Letters 1838
Letters 1839
Letters 1840
Letters 1841
Letters 1842
Letters 1843
Letters 1844
Creative Commons License

Licensed under a Creative Commons Attribution-Noncommercial-Share Alike 3.0 Unported License.
Produced by CATH
August 18th, 1813.
Dear Murray,

It is my serious intention to lend such aid as I can lend to the Review, in Jeffrey’s absence. To render this intention useful, I hope he has left somebody who will look after the temporal concerns of the Review, and return an answer to those questions which a distant contributor must necessarily put. It was my intention to review Ferrier’sTheory of Apparitions;’ but it is such a null, frivolous book, that it is impossible to take any notice of it. I request therefore the choice of these subjects:—Milne’s Controversy with Marsh, Pouqueville’sTravels in the Morea,’ Broughton’sLetters from a Mahratta Camp,’ or Sir J. Porter’sAccount of the last Russian Campaign.’ I should prefer the first and the last. Pray let me know whether I may do them, or obtain, if you will be so good, an immediate answer for me from those with whom the power rests. I will take the first opportunity of returning Ferrier’s ‘Apparitions’ to Constable.
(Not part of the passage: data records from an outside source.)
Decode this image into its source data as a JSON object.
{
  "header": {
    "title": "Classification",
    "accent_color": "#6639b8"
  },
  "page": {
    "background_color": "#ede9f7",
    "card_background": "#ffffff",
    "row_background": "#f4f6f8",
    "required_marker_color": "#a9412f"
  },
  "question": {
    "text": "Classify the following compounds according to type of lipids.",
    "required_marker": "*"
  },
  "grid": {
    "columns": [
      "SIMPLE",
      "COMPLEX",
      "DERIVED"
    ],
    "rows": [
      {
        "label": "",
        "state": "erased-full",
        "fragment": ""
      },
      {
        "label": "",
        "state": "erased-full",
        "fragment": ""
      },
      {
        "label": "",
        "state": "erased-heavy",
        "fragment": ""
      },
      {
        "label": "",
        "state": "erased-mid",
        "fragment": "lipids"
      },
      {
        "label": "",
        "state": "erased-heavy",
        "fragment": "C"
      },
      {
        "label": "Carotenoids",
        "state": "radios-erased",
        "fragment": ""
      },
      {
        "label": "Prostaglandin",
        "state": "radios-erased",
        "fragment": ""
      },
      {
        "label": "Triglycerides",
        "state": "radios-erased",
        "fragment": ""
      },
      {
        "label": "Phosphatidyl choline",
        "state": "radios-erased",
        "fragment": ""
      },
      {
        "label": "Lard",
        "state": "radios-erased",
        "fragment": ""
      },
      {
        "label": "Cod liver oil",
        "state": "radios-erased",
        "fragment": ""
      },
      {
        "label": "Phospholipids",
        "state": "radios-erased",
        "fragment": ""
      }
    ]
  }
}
My brother and all his family are with me.

I am sorry to hear of the loss of your old friend; such losses are seldom or never repaired; a friend
made at a middle period of life is never like a friend made at its beginning. I am sure a run in the country in England would do you good. It is the misfortune of Edinburgh men, that they see no fools and common persons (I mean, of clever men in Edinburgh); I could put you on a salutary course of this sort of society. Ever most sincerely yours,

Sydney Smith.